    And that may be what Psalm 1 is really telling us.

    Illustration Idea

    It is one of those “How can that be true?” true stories.  On the day when President Franklin D. Roosevelt’s mother, Sara, died, the weather was clear and calm with nary a breeze in Hyde Park, New York, and on the large Springwood estate where FDR had grown up along the Hudson River.  Yet a few moments after Sara died at Springwood on September 7, 1941, one of the largest oak trees on the estate inexplicably crashed to the ground.  Small wonder: in life, Sara Delano Roosevelt was like a well-planted oak.  She was firm resolved, fierce, and utterly confident in her only son, Franklin.  Sara was a force to reckon with.

    But strong people are often compared to oaks or redwoods.  The solidity of trees, their well-rooted nature, their strength and majesty: they all provide metaphors for certain human characteristics too.  Spiritually speaking one thinks of Isaiah’s well-known image of how the day will come when God’s people would be hailed as “oaks of righteousness.”

    A well-rooted and well-watered tree beside a bubbling stream is Psalm 1’s leading image for righteous people, and it’s an image we know pretty well as it turns out.

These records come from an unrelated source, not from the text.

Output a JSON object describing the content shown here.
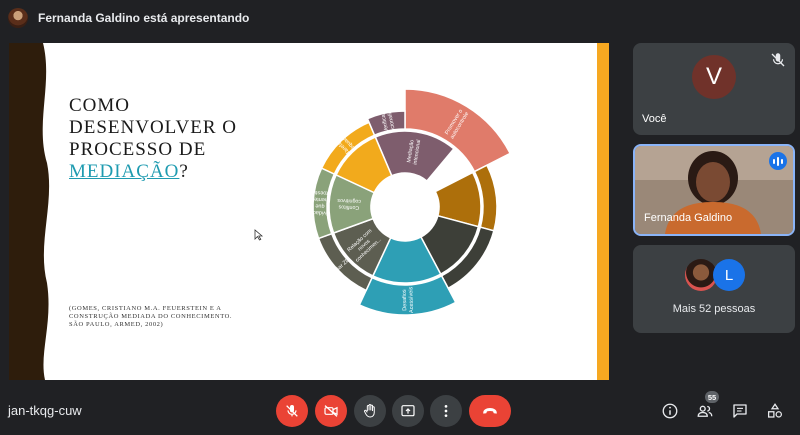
{
  "presenter_banner": "Fernanda Galdino está apresentando",
  "slide": {
    "title_lines": [
      "COMO",
      "DESENVOLVER O",
      "PROCESSO DE"
    ],
    "title_highlight": "MEDIAÇÃO",
    "title_suffix": "?",
    "citation_lines": [
      "(GOMES, CRISTIANO M.A. FEUERSTEIN E A",
      "CONSTRUÇÃO MEDIADA DO CONHECIMENTO.",
      "SÃO PAULO, ARMED, 2002)"
    ],
    "wheel": {
      "inner": [
        {
          "label": "Mediação intencional",
          "color": "#7e5d6d"
        },
        {
          "label": "",
          "color": "#ad6f0b"
        },
        {
          "label": "",
          "color": "#3d3f38"
        },
        {
          "label": "",
          "color": "#2e9fb5"
        },
        {
          "label": "Relação com novos conhecimen...",
          "color": "#5d5e51"
        },
        {
          "label": "Conflitos cognitivos",
          "color": "#8aa27a"
        },
        {
          "label": "",
          "color": "#f2aa1c"
        }
      ],
      "outer": [
        {
          "label": "Promover o autocontrole",
          "color": "#e07b6a"
        },
        {
          "label": "",
          "color": "#ad6f0b"
        },
        {
          "label": "",
          "color": "#3d3f38"
        },
        {
          "label": "Desafios Acessíveis",
          "color": "#2e9fb5"
        },
        {
          "label": "Criar ZDP",
          "color": "#5d5e51"
        },
        {
          "label": "Atividades que aumentem a autoestima",
          "color": "#8aa27a"
        },
        {
          "label": "Tarefa adequadas",
          "color": "#f2aa1c"
        },
        {
          "label": "Verificar intencionalidade",
          "color": "#7e5d6d"
        }
      ]
    }
  },
  "participants": {
    "you_initial": "V",
    "you_label": "Você",
    "speaker_label": "Fernanda Galdino",
    "more_initial": "L",
    "more_label": "Mais 52 pessoas"
  },
  "controls": {
    "meeting_code": "jan-tkqg-cuw",
    "people_count": "55"
  },
  "colors": {
    "background": "#202124",
    "tile": "#3c4043",
    "danger": "#ea4335",
    "accent": "#1a73e8",
    "slide_stripe": "#f6a821"
  }
}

  • Lectionary Epistle +

    1 Thessalonians 2:1-8

    Author: Doug Bratt